Re: constant folding at parse time (Willem Jan Withagen)
Fri, 21 Aug 1992 08:44:59 GMT

          From comp.compilers

Related articles
constant folding at parse time (1992-08-17)
Re: constant folding at parse time (1992-08-17)
Re: constant folding at parse time twpierce@amhux1.amherst.EDU (Tim Pierce) (1992-08-19)
Re: constant folding at parse time (1992-08-20)
Re: constant folding at parse time (1992-08-21)
Re: constant folding at parse time (1992-08-21)
Re: constant folding at parse time (1992-08-24)
constant folding vs exceptions (1992-08-26)
| List of all articles for this month |

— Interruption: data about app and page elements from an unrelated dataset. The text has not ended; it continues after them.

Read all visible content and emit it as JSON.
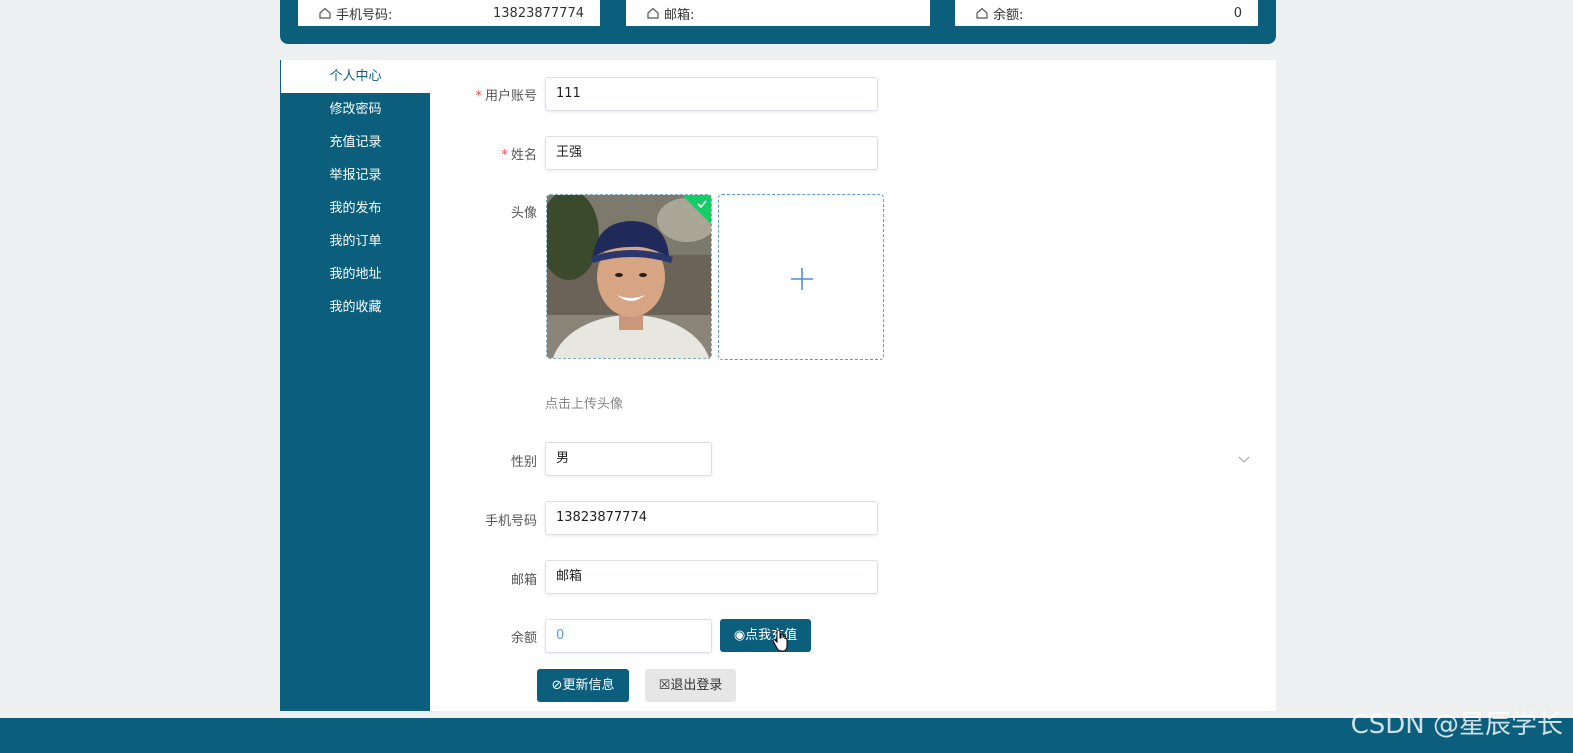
{
  "header": {
    "phone_label": "手机号码:",
    "phone_value": "13823877774",
    "email_label": "邮箱:",
    "email_value": "",
    "balance_label": "余额:",
    "balance_value": "0"
  },
  "sidebar": {
    "items": [
      {
        "label": "个人中心",
        "active": true
      },
      {
        "label": "修改密码"
      },
      {
        "label": "充值记录"
      },
      {
        "label": "举报记录"
      },
      {
        "label": "我的发布"
      },
      {
        "label": "我的订单"
      },
      {
        "label": "我的地址"
      },
      {
        "label": "我的收藏"
      }
    ]
  },
  "form": {
    "account_label": "用户账号",
    "account_value": "111",
    "name_label": "姓名",
    "name_value": "王强",
    "avatar_label": "头像",
    "avatar_hint": "点击上传头像",
    "gender_label": "性别",
    "gender_value": "男",
    "phone_label": "手机号码",
    "phone_value": "13823877774",
    "email_label": "邮箱",
    "email_value": "邮箱",
    "balance_label": "余额",
    "balance_value": "0",
    "recharge_button": "点我充值",
    "update_button": "更新信息",
    "logout_button": "退出登录"
  },
  "watermark": "CSDN @星辰学长",
  "colors": {
    "primary": "#0b5f7d",
    "required": "#e84a4a",
    "upload_border": "#5b9bd5"
  }
}
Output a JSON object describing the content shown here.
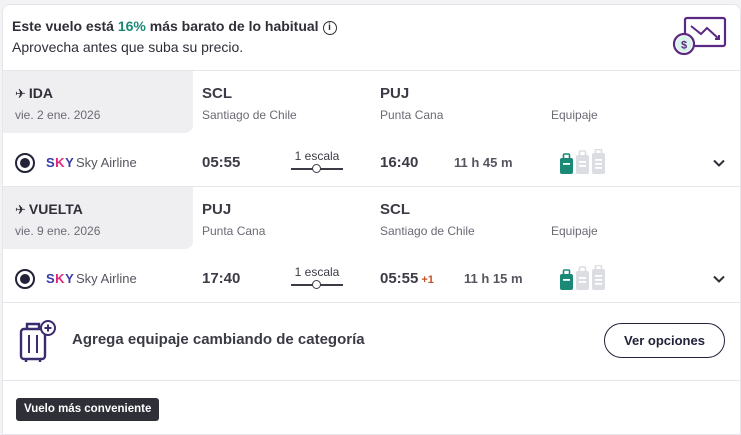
{
  "promo": {
    "prefix": "Este vuelo está ",
    "percent": "16%",
    "suffix": " más barato de lo habitual",
    "info_glyph": "i",
    "subtitle": "Aprovecha antes que suba su precio.",
    "icon": "price-drop-icon"
  },
  "outbound": {
    "direction": "IDA",
    "date": "vie. 2 ene. 2026",
    "origin_code": "SCL",
    "origin_city": "Santiago de Chile",
    "dest_code": "PUJ",
    "dest_city": "Punta Cana",
    "equipment_label": "Equipaje",
    "airline_logo_s": "S",
    "airline_logo_k": "K",
    "airline_logo_y": "Y",
    "airline": "Sky Airline",
    "depart_time": "05:55",
    "stops": "1 escala",
    "arrive_time": "16:40",
    "day_offset": "",
    "duration": "11 h 45 m"
  },
  "return": {
    "direction": "VUELTA",
    "date": "vie. 9 ene. 2026",
    "origin_code": "PUJ",
    "origin_city": "Punta Cana",
    "dest_code": "SCL",
    "dest_city": "Santiago de Chile",
    "equipment_label": "Equipaje",
    "airline_logo_s": "S",
    "airline_logo_k": "K",
    "airline_logo_y": "Y",
    "airline": "Sky Airline",
    "depart_time": "17:40",
    "stops": "1 escala",
    "arrive_time": "05:55",
    "day_offset": "+1",
    "duration": "11 h 15 m"
  },
  "extra_baggage": {
    "text": "Agrega equipaje cambiando de categoría",
    "button": "Ver opciones"
  },
  "badge": "Vuelo más conveniente",
  "colors": {
    "accent_green": "#1a8a76",
    "brand_purple": "#3a3aa8",
    "brand_pink": "#e0267a",
    "dark": "#22223a"
  }
}
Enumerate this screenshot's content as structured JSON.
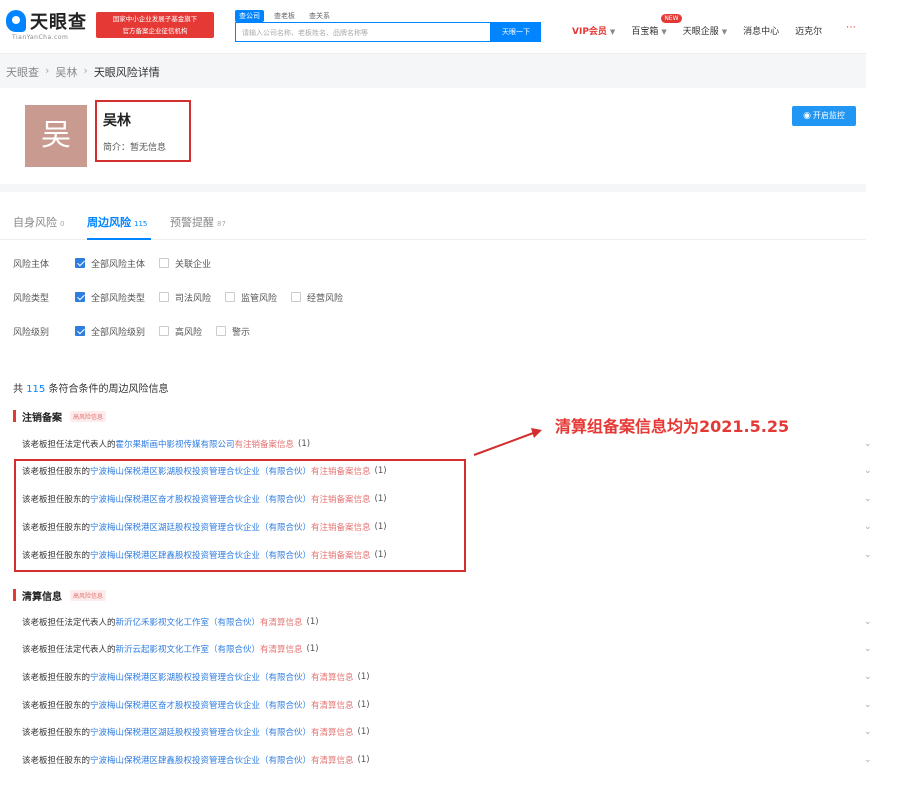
{
  "header": {
    "logo_text": "天眼查",
    "logo_sub": "TianYanCha.com",
    "promo_line1": "国家中小企业发展子基金旗下",
    "promo_line2": "官方备案企业征信机构",
    "search_tabs": [
      "查公司",
      "查老板",
      "查关系"
    ],
    "search_placeholder": "请输入公司名称、老板姓名、品牌名称等",
    "search_button": "天眼一下",
    "nav": {
      "vip": "VIP会员",
      "box": "百宝箱",
      "box_badge": "NEW",
      "enterprise": "天眼企服",
      "messages": "消息中心",
      "user": "迈克尔"
    }
  },
  "breadcrumb": [
    "天眼查",
    "吴林",
    "天眼风险详情"
  ],
  "profile": {
    "avatar_char": "吴",
    "name": "吴林",
    "intro": "简介：暂无信息",
    "monitor_button": "开启监控"
  },
  "risk_tabs": [
    {
      "label": "自身风险",
      "count": "0"
    },
    {
      "label": "周边风险",
      "count": "115"
    },
    {
      "label": "预警提醒",
      "count": "87"
    }
  ],
  "filters": {
    "subject": {
      "label": "风险主体",
      "options": [
        {
          "label": "全部风险主体",
          "checked": true
        },
        {
          "label": "关联企业",
          "checked": false
        }
      ]
    },
    "type": {
      "label": "风险类型",
      "options": [
        {
          "label": "全部风险类型",
          "checked": true
        },
        {
          "label": "司法风险",
          "checked": false
        },
        {
          "label": "监管风险",
          "checked": false
        },
        {
          "label": "经营风险",
          "checked": false
        }
      ]
    },
    "level": {
      "label": "风险级别",
      "options": [
        {
          "label": "全部风险级别",
          "checked": true
        },
        {
          "label": "高风险",
          "checked": false
        },
        {
          "label": "警示",
          "checked": false
        }
      ]
    }
  },
  "summary": {
    "prefix": "共",
    "count": "115",
    "suffix": "条符合条件的周边风险信息"
  },
  "sections": [
    {
      "title": "注销备案",
      "tag": "高风险信息",
      "rows": [
        {
          "prefix": "该老板担任法定代表人的",
          "company": "霍尔果斯画中影视传媒有限公司",
          "flag": "有注销备案信息",
          "count": "(1)"
        },
        {
          "prefix": "该老板担任股东的",
          "company": "宁波梅山保税港区影湖股权投资管理合伙企业（有限合伙）",
          "flag": "有注销备案信息",
          "count": "(1)"
        },
        {
          "prefix": "该老板担任股东的",
          "company": "宁波梅山保税港区奋才股权投资管理合伙企业（有限合伙）",
          "flag": "有注销备案信息",
          "count": "(1)"
        },
        {
          "prefix": "该老板担任股东的",
          "company": "宁波梅山保税港区湖廷股权投资管理合伙企业（有限合伙）",
          "flag": "有注销备案信息",
          "count": "(1)"
        },
        {
          "prefix": "该老板担任股东的",
          "company": "宁波梅山保税港区肆鑫股权投资管理合伙企业（有限合伙）",
          "flag": "有注销备案信息",
          "count": "(1)"
        }
      ]
    },
    {
      "title": "清算信息",
      "tag": "高风险信息",
      "rows": [
        {
          "prefix": "该老板担任法定代表人的",
          "company": "新沂亿禾影视文化工作室（有限合伙）",
          "flag": "有清算信息",
          "count": "(1)"
        },
        {
          "prefix": "该老板担任法定代表人的",
          "company": "新沂云起影视文化工作室（有限合伙）",
          "flag": "有清算信息",
          "count": "(1)"
        },
        {
          "prefix": "该老板担任股东的",
          "company": "宁波梅山保税港区影湖股权投资管理合伙企业（有限合伙）",
          "flag": "有清算信息",
          "count": "(1)"
        },
        {
          "prefix": "该老板担任股东的",
          "company": "宁波梅山保税港区奋才股权投资管理合伙企业（有限合伙）",
          "flag": "有清算信息",
          "count": "(1)"
        },
        {
          "prefix": "该老板担任股东的",
          "company": "宁波梅山保税港区湖廷股权投资管理合伙企业（有限合伙）",
          "flag": "有清算信息",
          "count": "(1)"
        },
        {
          "prefix": "该老板担任股东的",
          "company": "宁波梅山保税港区肆鑫股权投资管理合伙企业（有限合伙）",
          "flag": "有清算信息",
          "count": "(1)"
        }
      ]
    }
  ],
  "annotation": "清算组备案信息均为2021.5.25",
  "colors": {
    "brand_blue": "#0084ff",
    "alert_red": "#e53935",
    "link_blue": "#2f7de1"
  }
}
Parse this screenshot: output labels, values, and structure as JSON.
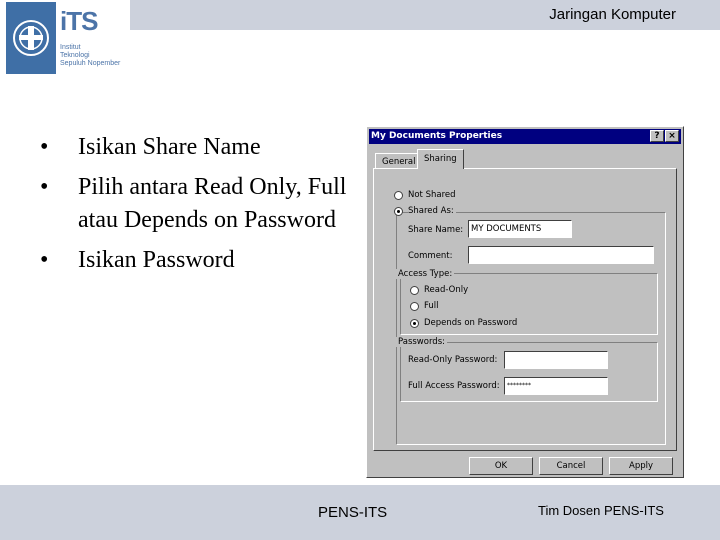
{
  "header": {
    "title": "Jaringan Komputer"
  },
  "logo": {
    "word": "iTS",
    "lines": [
      "Institut",
      "Teknologi",
      "Sepuluh Nopember"
    ]
  },
  "bullets": [
    "Isikan Share Name",
    "Pilih antara Read Only, Full atau Depends on Password",
    "Isikan Password"
  ],
  "dialog": {
    "title": "My Documents Properties",
    "help_label": "?",
    "close_label": "×",
    "tabs": [
      "General",
      "Sharing"
    ],
    "not_shared": "Not Shared",
    "shared_as": "Shared As:",
    "share_name_label": "Share Name:",
    "share_name_value": "MY DOCUMENTS",
    "comment_label": "Comment:",
    "comment_value": "",
    "access_type_label": "Access Type:",
    "access_read_only": "Read-Only",
    "access_full": "Full",
    "access_depends": "Depends on Password",
    "passwords_label": "Passwords:",
    "read_only_password_label": "Read-Only Password:",
    "read_only_password_value": "",
    "full_access_password_label": "Full Access Password:",
    "full_access_password_value": "********",
    "ok_label": "OK",
    "cancel_label": "Cancel",
    "apply_label": "Apply"
  },
  "footer": {
    "center": "PENS-ITS",
    "right": "Tim Dosen PENS-ITS"
  }
}
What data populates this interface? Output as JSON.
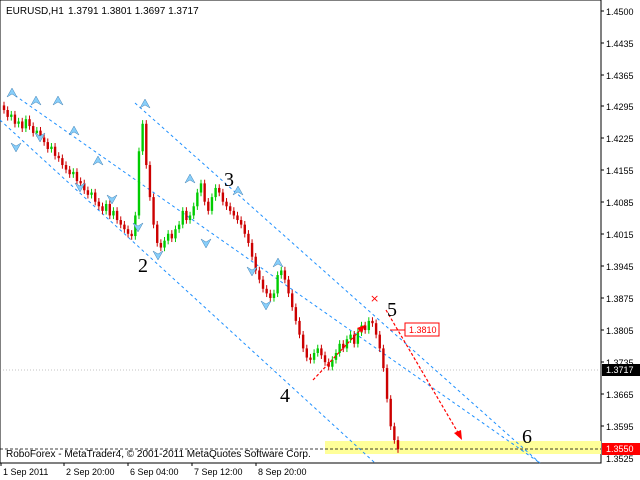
{
  "header": {
    "symbol": "EURUSD,H1",
    "ohlc": "1.3791 1.3801 1.3697 1.3717"
  },
  "footer": {
    "copyright": "RoboForex - MetaTrader4, © 2001-2011 MetaQuotes Software Corp."
  },
  "price_axis": {
    "ticks": [
      "1.4500",
      "1.4435",
      "1.4365",
      "1.4295",
      "1.4225",
      "1.4155",
      "1.4085",
      "1.4015",
      "1.3945",
      "1.3875",
      "1.3805",
      "1.3735",
      "1.3665",
      "1.3595",
      "1.3525"
    ],
    "current_price_label": "1.3717",
    "target_label": "1.3550"
  },
  "time_axis": {
    "ticks": [
      "1 Sep 2011",
      "2 Sep 20:00",
      "6 Sep 04:00",
      "7 Sep 12:00",
      "8 Sep 20:00"
    ]
  },
  "annotations": {
    "waves": [
      "2",
      "3",
      "4",
      "5",
      "6"
    ],
    "level_label": "1.3810"
  },
  "colors": {
    "bull": "#00cc00",
    "bear": "#cc0000",
    "channel": "#1e90ff",
    "fractal": "#87cefa",
    "target_zone": "#ffff99",
    "forecast_arrow": "#ff0000",
    "price_tag_bg": "#000000"
  },
  "chart_data": {
    "type": "candlestick",
    "symbol": "EURUSD",
    "timeframe": "H1",
    "ylim": [
      1.351,
      1.452
    ],
    "close_series": [
      1.428,
      1.4265,
      1.427,
      1.425,
      1.4255,
      1.424,
      1.426,
      1.4245,
      1.423,
      1.4235,
      1.422,
      1.421,
      1.4195,
      1.42,
      1.418,
      1.4175,
      1.416,
      1.415,
      1.414,
      1.4145,
      1.4125,
      1.412,
      1.4105,
      1.4095,
      1.41,
      1.408,
      1.407,
      1.406,
      1.4075,
      1.405,
      1.406,
      1.404,
      1.403,
      1.402,
      1.401,
      1.4005,
      1.405,
      1.419,
      1.425,
      1.416,
      1.409,
      1.403,
      1.399,
      1.398,
      1.3995,
      1.401,
      1.4,
      1.402,
      1.403,
      1.406,
      1.404,
      1.405,
      1.407,
      1.41,
      1.412,
      1.408,
      1.406,
      1.409,
      1.411,
      1.41,
      1.408,
      1.407,
      1.406,
      1.405,
      1.404,
      1.403,
      1.401,
      1.399,
      1.396,
      1.393,
      1.391,
      1.389,
      1.388,
      1.387,
      1.388,
      1.392,
      1.393,
      1.391,
      1.388,
      1.385,
      1.382,
      1.379,
      1.376,
      1.374,
      1.3735,
      1.375,
      1.376,
      1.3745,
      1.373,
      1.372,
      1.3735,
      1.375,
      1.377,
      1.376,
      1.378,
      1.379,
      1.377,
      1.3795,
      1.381,
      1.38,
      1.382,
      1.3815,
      1.379,
      1.376,
      1.3717,
      1.365,
      1.359,
      1.356,
      1.354
    ],
    "target_level": 1.355,
    "resistance_level": 1.381,
    "current_price": 1.3717
  }
}
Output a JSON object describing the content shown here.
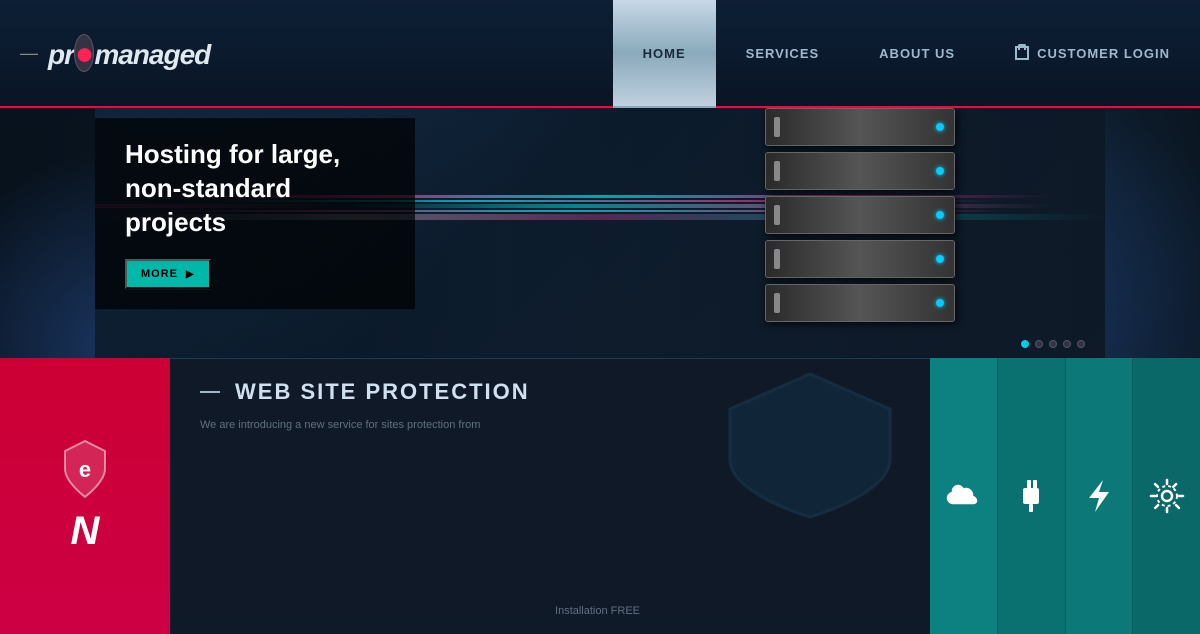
{
  "header": {
    "logo": {
      "prefix": "pr",
      "dot": "●",
      "suffix": "managed"
    },
    "nav": {
      "items": [
        {
          "label": "HOME",
          "active": true
        },
        {
          "label": "SERVICES",
          "active": false
        },
        {
          "label": "ABOUT US",
          "active": false
        },
        {
          "label": "CUSTOMER LOGIN",
          "active": false,
          "icon": "login-icon"
        }
      ]
    }
  },
  "hero": {
    "title": "Hosting for large, non-standard projects",
    "cta_label": "MORE",
    "cta_arrow": "▶",
    "slides": 5,
    "active_slide": 0
  },
  "lower": {
    "section_title": "WEB SITE PROTECTION",
    "title_dash": "—",
    "description": "We are introducing a new service for sites protection from",
    "install_label": "Installation FREE"
  },
  "features": [
    {
      "icon": "☁",
      "label": "cloud"
    },
    {
      "icon": "⚡",
      "label": "power"
    },
    {
      "icon": "⚡",
      "label": "lightning"
    },
    {
      "icon": "⚙",
      "label": "settings"
    }
  ],
  "colors": {
    "accent_cyan": "#00ccee",
    "accent_red": "#ff003c",
    "accent_teal": "#00b8aa",
    "sidebar_red": "#cc0033",
    "nav_active_bg": "#b8ccd8"
  }
}
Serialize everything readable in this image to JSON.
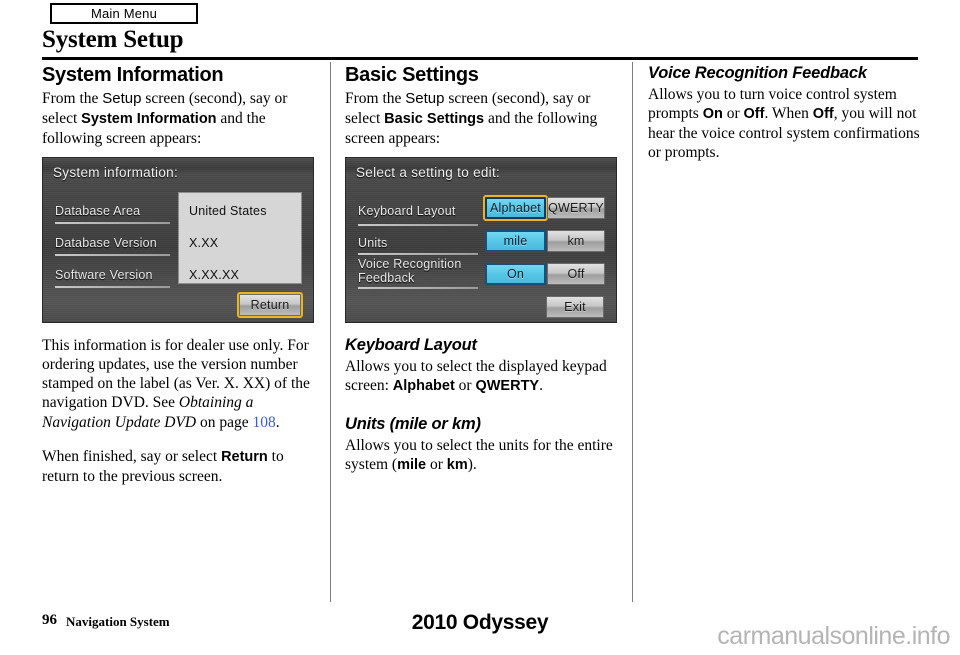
{
  "header": {
    "main_menu_tab": "Main Menu",
    "page_title": "System Setup"
  },
  "left_column": {
    "heading": "System Information",
    "intro_p1": "From the ",
    "intro_setup": "Setup",
    "intro_p2": " screen (second), say or select ",
    "intro_bold": "System Information",
    "intro_p3": " and the following screen appears:",
    "screen": {
      "title": "System information:",
      "rows": [
        {
          "label": "Database Area",
          "value": "United States"
        },
        {
          "label": "Database Version",
          "value": "X.XX"
        },
        {
          "label": "Software Version",
          "value": "X.XX.XX"
        }
      ],
      "return_button": "Return"
    },
    "caption_p1": "This information is for dealer use only. For ordering updates, use the version number stamped on the label (as Ver. X. XX) of the navigation DVD. See ",
    "caption_italic": "Obtaining a Navigation Update DVD",
    "caption_p2": " on page ",
    "caption_page": "108",
    "caption_p3": ".",
    "finish_p1": "When finished, say or select ",
    "finish_bold": "Return",
    "finish_p2": " to return to the previous screen."
  },
  "mid_column": {
    "heading": "Basic Settings",
    "intro_p1": "From the ",
    "intro_setup": "Setup",
    "intro_p2": " screen (second), say or select ",
    "intro_bold": "Basic Settings",
    "intro_p3": " and the following screen appears:",
    "screen": {
      "title": "Select a setting to edit:",
      "rows": [
        {
          "label": "Keyboard Layout",
          "options": [
            "Alphabet",
            "QWERTY"
          ],
          "selected": "Alphabet",
          "focused": "Alphabet"
        },
        {
          "label": "Units",
          "options": [
            "mile",
            "km"
          ],
          "selected": "mile",
          "focused": ""
        },
        {
          "label": "Voice Recognition Feedback",
          "options": [
            "On",
            "Off"
          ],
          "selected": "On",
          "focused": ""
        }
      ],
      "exit_button": "Exit"
    },
    "sub1_heading": "Keyboard Layout",
    "sub1_p1": "Allows you to select the displayed keypad screen: ",
    "sub1_b1": "Alphabet",
    "sub1_p2": " or ",
    "sub1_b2": "QWERTY",
    "sub1_p3": ".",
    "sub2_heading": "Units (mile or km)",
    "sub2_p1": "Allows you to select the units for the entire system (",
    "sub2_b1": "mile",
    "sub2_p2": " or ",
    "sub2_b2": "km",
    "sub2_p3": ")."
  },
  "right_column": {
    "heading": "Voice Recognition Feedback",
    "p1": "Allows you to turn voice control system prompts ",
    "b1": "On",
    "p2": " or ",
    "b2": "Off",
    "p3": ". When ",
    "b3": "Off",
    "p4": ", you will not hear the voice control system confirmations or prompts."
  },
  "footer": {
    "page_number": "96",
    "section_name": "Navigation System",
    "model": "2010 Odyssey",
    "watermark": "carmanualsonline.info"
  },
  "colors": {
    "page_link": "#3b5fc0",
    "selected_button": "#57c6e6",
    "focus_outline": "#f0b21e",
    "screen_bg": "#434343",
    "value_panel": "#d6d6d6"
  }
}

Newsgroups: comp.compilers
From: (Willem Jan Withagen)
Organization: Compilers Central
Date: Fri, 21 Aug 1992 08:44:59 GMT
References: 92-08-114
Keywords: parse, optimize, comment

you write:
=> example. But what about an expression such as "4 + y + 4"? As I see it,
=> a shift-reduce parser following the rule
=> expr -> expr + expr
=> | CONST
=> | ID

And John says:
=> [The only approach I've seen is pretty much brute force -- when you have a
=> subtree with multiple instances of an associative operator, flatten the
=> tree into a list, sort the list to put all the constants together,
=> collapse the constants, and remake a tree. It is my dim recollection that
=> the Ritchie PDP-11 compiler actually did this, because you can get
=> significant savings in some kinds of addressing expressions. -John]

Now I don't want to open another tarpit again, but this certainly is going
to have effects on the semantics of the used program. When it is only
applied to address calculation which comes from arrays, ... then the user
would not always have to find out. But what about:
y := maxint-1;
...... (nothing for y)
x := maxint-y+10;
This might or might not give the correct results.

And it gets even more tricky when the user has used ()'s to make shure that
thing were done in the proper order.
    - Do we then annotate the intermediate code that it should not be
    - Or do we only reorganise when we can show that there is no
        And how do we show this?
    - what about Floating point stuff?

Willem Jan

PS: In the compiler I'm doing I've decided to put an IM->IM
        cse-eliminator (as attribute evaluator) which can be applied
        whenever on the IM-tree.
        These questions arise from the fact that I think that agresive
        actions could do more harm than that they are worth.

Digital Information Systems Group, Room EH 10.35
Eindhoven University of Technology
P.O. 513 Tel: +31-40-473401,Fax: +31-40-448375
5600 MB Eindhoven The Netherlands
X400: C=nl;ADMD=400net;PRMD=surf;O=tue;OU=ele;OU=eb;S=WJW;
[This was for integer expressions in C, which traditionally haven't paid
much attention to overflows. You're right, though, particularly for floating
point expressions users will not appreciate arbitrary rearragement. -John]

Post a followup to this message

Return to the comp.compilers page.
Search the comp.compilers archives again.